While coming across various street shots of the shabby Victorian buildings, mixed with shattered shacks and contemporary apartments, some crumbling, others well maintained, it struck me how much Havana looks like Echo Park in Los Angeles. The blue skies and open horizons beyond the shallow rooftops. Tired palm trees line the streets. Some of them pop up in random places. Run down cars and jalopy pick up trucks so old and rusted, I can practically hear the music from ‘Sanford and Son’ playing as I imagine the sound of creaking shock absorbers crying for help while holding together bouncing bald tires.

It reminds me of how pockets of Los Angeles remind me of New York – my home state.
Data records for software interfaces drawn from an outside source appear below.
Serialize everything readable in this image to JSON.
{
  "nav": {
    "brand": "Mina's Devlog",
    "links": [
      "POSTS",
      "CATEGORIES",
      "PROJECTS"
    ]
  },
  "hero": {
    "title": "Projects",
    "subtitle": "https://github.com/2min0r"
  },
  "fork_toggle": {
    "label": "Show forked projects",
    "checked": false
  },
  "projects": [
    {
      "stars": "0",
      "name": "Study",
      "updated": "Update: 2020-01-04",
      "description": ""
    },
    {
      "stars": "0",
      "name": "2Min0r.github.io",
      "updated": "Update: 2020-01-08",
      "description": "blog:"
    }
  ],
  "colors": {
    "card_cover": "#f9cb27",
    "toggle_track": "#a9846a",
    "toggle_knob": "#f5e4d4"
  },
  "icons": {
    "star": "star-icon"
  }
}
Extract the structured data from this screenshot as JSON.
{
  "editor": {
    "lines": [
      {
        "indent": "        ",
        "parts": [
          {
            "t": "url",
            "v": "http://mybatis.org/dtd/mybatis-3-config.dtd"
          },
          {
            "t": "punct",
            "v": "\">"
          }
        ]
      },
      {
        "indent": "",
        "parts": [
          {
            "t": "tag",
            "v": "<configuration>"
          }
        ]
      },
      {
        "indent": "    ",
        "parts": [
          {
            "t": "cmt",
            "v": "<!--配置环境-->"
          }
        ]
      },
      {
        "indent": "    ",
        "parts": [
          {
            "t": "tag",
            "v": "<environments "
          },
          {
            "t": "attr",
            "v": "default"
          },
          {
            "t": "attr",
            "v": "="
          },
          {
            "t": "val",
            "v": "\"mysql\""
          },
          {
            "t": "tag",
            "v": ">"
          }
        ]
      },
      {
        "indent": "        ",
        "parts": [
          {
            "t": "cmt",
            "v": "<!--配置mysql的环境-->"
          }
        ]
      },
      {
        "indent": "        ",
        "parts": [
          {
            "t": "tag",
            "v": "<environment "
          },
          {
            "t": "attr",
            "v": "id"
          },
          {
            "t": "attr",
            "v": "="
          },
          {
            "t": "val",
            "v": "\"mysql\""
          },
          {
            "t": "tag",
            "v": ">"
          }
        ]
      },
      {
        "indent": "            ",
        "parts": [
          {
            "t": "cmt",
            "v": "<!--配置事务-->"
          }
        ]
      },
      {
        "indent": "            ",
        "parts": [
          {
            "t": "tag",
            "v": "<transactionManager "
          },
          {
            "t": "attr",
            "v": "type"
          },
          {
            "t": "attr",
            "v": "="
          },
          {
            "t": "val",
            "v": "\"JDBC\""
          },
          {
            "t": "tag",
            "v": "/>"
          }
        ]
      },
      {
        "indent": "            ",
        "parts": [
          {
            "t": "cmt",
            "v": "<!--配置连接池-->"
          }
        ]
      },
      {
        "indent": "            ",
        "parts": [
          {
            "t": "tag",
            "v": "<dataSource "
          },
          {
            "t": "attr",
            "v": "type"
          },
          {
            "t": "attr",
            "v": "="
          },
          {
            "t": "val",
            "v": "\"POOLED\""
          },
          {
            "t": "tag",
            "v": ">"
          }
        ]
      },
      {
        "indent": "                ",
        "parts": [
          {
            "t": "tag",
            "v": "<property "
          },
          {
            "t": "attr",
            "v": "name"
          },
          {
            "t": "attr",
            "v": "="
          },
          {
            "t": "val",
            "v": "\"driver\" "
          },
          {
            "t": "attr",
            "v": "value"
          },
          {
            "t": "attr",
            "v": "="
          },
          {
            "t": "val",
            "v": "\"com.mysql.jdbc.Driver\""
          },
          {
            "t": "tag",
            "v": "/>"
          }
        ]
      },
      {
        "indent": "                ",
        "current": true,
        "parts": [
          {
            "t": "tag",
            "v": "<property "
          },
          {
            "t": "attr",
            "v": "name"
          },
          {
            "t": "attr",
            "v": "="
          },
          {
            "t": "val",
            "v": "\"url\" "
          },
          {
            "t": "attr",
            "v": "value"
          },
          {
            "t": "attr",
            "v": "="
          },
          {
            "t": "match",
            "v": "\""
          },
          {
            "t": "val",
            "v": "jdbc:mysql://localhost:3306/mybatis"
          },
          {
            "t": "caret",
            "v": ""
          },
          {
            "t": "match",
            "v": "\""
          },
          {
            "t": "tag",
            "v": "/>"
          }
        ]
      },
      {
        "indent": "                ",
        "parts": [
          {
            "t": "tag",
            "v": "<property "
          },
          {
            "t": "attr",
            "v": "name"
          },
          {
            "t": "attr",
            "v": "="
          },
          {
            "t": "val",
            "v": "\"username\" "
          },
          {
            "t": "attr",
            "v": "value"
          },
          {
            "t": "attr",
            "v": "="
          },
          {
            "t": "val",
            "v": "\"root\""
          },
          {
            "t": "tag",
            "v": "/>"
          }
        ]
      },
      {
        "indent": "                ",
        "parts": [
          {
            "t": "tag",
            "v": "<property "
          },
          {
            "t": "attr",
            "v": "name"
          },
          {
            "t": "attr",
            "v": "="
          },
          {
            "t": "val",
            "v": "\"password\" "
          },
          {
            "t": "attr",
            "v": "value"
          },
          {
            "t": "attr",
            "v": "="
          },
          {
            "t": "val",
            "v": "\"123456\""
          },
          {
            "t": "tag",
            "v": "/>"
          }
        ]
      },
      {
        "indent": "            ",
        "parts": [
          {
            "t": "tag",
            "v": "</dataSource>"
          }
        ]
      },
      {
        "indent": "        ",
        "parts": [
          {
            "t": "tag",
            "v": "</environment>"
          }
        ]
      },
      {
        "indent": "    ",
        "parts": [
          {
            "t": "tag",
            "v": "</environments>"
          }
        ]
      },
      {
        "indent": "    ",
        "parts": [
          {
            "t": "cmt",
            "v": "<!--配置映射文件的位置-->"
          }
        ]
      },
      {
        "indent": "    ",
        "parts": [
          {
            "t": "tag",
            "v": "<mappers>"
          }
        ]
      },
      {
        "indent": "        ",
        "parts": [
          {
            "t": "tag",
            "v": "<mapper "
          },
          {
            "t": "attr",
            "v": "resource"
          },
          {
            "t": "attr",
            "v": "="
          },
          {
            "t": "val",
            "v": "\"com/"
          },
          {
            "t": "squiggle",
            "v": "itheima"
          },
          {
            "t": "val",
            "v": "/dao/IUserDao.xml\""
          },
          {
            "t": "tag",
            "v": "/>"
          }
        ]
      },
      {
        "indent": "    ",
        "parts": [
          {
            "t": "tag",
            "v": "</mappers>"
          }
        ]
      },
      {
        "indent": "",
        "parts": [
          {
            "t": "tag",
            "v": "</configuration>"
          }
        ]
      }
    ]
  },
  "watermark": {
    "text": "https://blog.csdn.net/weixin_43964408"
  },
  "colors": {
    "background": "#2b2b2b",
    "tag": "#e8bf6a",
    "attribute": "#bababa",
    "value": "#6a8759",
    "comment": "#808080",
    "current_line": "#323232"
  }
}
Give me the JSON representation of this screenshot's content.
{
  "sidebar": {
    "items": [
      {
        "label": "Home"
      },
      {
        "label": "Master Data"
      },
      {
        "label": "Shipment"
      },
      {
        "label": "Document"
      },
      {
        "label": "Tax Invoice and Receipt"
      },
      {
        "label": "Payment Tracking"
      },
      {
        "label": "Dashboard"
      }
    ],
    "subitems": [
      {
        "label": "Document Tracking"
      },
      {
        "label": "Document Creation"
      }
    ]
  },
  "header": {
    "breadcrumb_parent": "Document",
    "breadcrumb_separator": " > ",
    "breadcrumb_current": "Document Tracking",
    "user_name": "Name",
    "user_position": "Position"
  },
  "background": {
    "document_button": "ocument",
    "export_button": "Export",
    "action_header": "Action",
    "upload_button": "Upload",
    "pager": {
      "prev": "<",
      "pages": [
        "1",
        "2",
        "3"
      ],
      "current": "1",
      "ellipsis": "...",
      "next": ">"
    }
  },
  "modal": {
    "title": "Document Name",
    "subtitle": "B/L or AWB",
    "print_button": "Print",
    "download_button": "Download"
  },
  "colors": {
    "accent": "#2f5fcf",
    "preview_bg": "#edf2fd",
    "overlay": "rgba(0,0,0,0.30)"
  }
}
Just like a residential street in Havana looks like a side street near Elysian Park, L.A., there is a corner north west of La Brea and Beverly Boulevard that makes me feel like I’m back on Central Avenue in Hartsdale, New York, near what is know as “The Four Corners”. Both locations have a brick apartment building in the same spot. Both have gas stations nearby. Hartsdale’s corner has a Dunkin Donuts to it’s right, followed by the famous Hartsdale Pet Cemetery. The corner in Los Angeles has a strip mall with a major Kosher store that caters to the large Hasidim community that surrounds the region. Slightly altered specifics, but it still embodies the same energy – the same feeling – like I’m back home where my parents lived before they died four years ago. Back in familiar territory, where only a decade ago, my adult summers were enjoyed on weekends, away from my place in the city, back in Westchester County. That’s  where I hung out by my parents’ condo pool, and befriended my now distant friend Marie. It’s where I found out about the local condo politics and listened to family stories spoken by neighbors with open hearts. It’s where I met my sweet, disturbed friend Eamonn (who inspired some of the stories in my forthcoming October book), who calls me once in a while to tell me about his progress in life.

Different places in separate states or countries – yet they conjure the same feeling. Home is everywhere.